In pre-poll surveys ahead of the 2019 Lok Sabha election, as in the past, voters in different states exhibit a wide range of relative satisfaction with local and central representatives. But when they are voting in a parliamentary election, do voters know how to compartmentalise their anger?
For the most part, satisfaction or dissatisfaction with government runs like a common thread across a state. States that are largely dissatisfied with the central government are largely dissatisfied with their state governments too, according to data from CVoter’s daily tracking poll accessed most recently on April 20, and a March 2019 pre-poll survey conducted by the Centre for the Study of Developing Societies.
States like Tamil Nadu and Andhra Pradesh are dissatisfied across all levels, while most other states are broadly satisfied with both state and central governments. However, there is a lot more nuance.
According to the CSDS pre-poll survey conducted in March 2019, in Opposition-ruled states including Kerala, Punjab, West Bengal, Madhya Pradesh, Karnataka, Delhi, Telangana, Chhattisgarh and Odisha, voters were happier with their state government’s performance than that of the Bharatiya Janata Party-led central government.
In some other non-BJP states like Tamil Nadu and Andhra Pradesh, net satisfaction with the central government was higher but the point was moot: both figures were net negatives as the incumbent state government is vastly unpopular.
The implication is that the only states where voters are happier with the Centre than with the state government are states that are anyway ruled by the BJP. Either way, the news is not great for the ruling party.
In the CVoter tracking poll, the results were more mixed. The poll showed the central government to be more popular than the state government in several Opposition-ruled states.
In states where the ruling non-BJP party is more popular than the central government, will voters vote as they would in a state election, or will their preference for their state representatives not have an impact on a national election?
It is difficult to say.
Voters vote along a similar common bouquet of issues traditionally in state and central elections, with some major exceptions, an analysis of CSDS post-election studies for state and central elections show.
Voters typically tend to assign far more responsibility to the state government than to the central government, which can mean that both credit and blame is laid at the door of the state government more than is due. In a post-2014 Lok Foundation-Oxford University survey administered by the Centre for Monitoring Indian Economy, nearly 50% of respondents credited the state government for the benefits received from a government programme, even though the majority of programmes identified by them were centrally driven.
Similarly, in a 2014 post-poll CSDS survey, far more voters who had benefited from flagship schemes of the United Progressive Alliance government like the Indira Awas Yojana, the Mahatma Gandhi National Rural Employment Guarantee Scheme and the National Rural Health Mission credited the state government for it rather than the central government. But as such, respondents ascribed greater importance to the prime ministerial candidate than to the state level leadership in making their vote choice.

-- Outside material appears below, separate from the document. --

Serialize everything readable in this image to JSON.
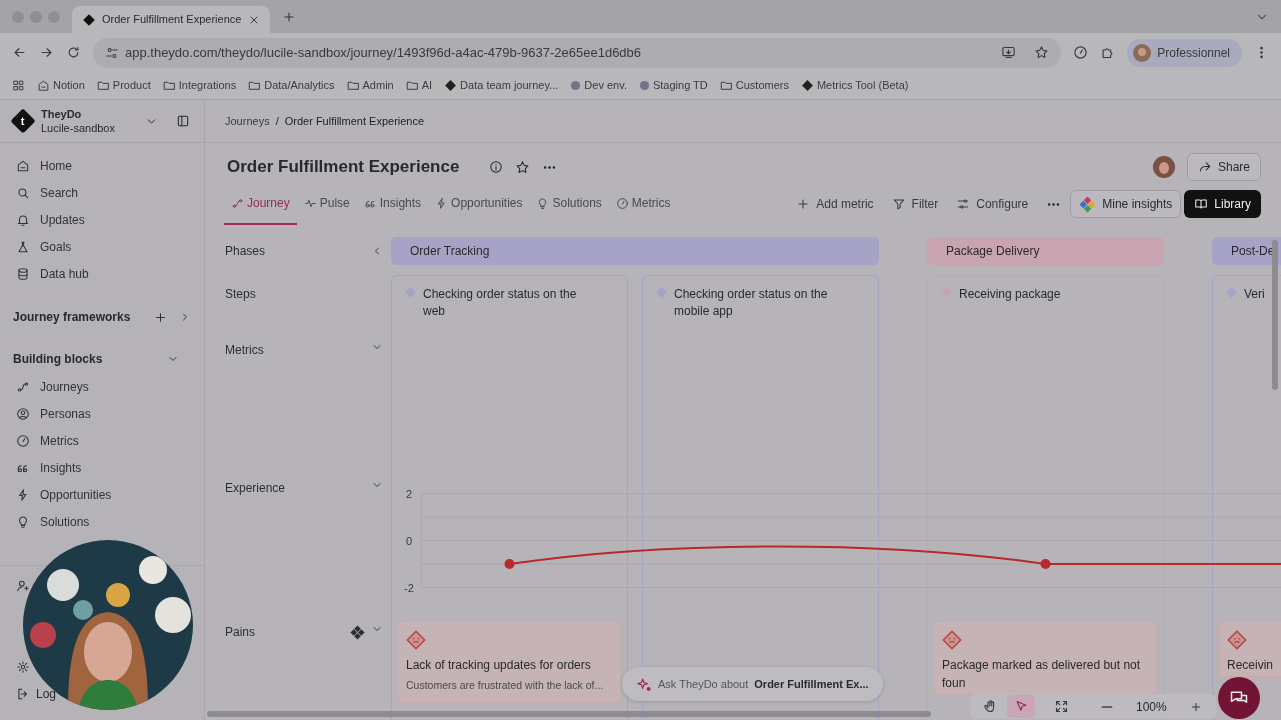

To a direct question, respondents in most states in the CSDS March 2019 survey said that the performance of both state and central governments would matter for their final decision.
It is clear that in some states the BJP and its allies are in trouble. In Tamil Nadu, the incumbent All India Anna Dravida Munnetra Kazhagam, which has allied with the BJP for the Lok Sabha elections, is poorly rated by voters, as is the National Democratic Alliance government at the Centre.
In BJP-ruled states like Haryana and Gujarat, both the state and central governments are rated well by respondents in the March 2019 CSDS survey, implying overall positivity for the party. But in states like Chhattisgarh and Odisha, where the non-BJP state government is rated well and so is the BJP-led central government, it could mean that voters will vote differently in state and parliamentary elections.
The CVoter poll didn’t always point in the same direction. The poll asks respondents what level of government they would want to change immediately. A large share had no response, but of those who responded, the central government was the most popular choice. However, unlike in the CSDS poll, some non-BJP governments in states like Odisha, Karnataka and Madhya Pradesh were seen as unpopular and respondents would like to see them changed.
Voters also draw distinctions between the national BJP government’s performance and the local BJP member of parliament’s performance. In states like Bihar, Delhi, Maharashtra and Uttar Pradesh, voters in the March 2019 CSDS survey gave poor ratings to the local BJP MPs.
CVoter’s tracking poll finds similar trends, though not for Chhattisgarh. Bihar MPs are particularly rated poorly despite positive sentiment in the state for the central government. The party will need to hope that its candidate selection works this time, or that voters choose party over candidate. In its 2014 post-poll survey, CSDS found that voters said that the PM candidate mattered more than the local candidate, and in 2019 Modi’s popularity remains strong other than in South India.
Political parties know, better than anyone else, how much the campaign matters. There are state leadership unpopularities to smooth over, candidates to tweak and messaging to fine-tune. Parties might find that it is a local, state and national election all rolled into one.
Read the full series: How India Votes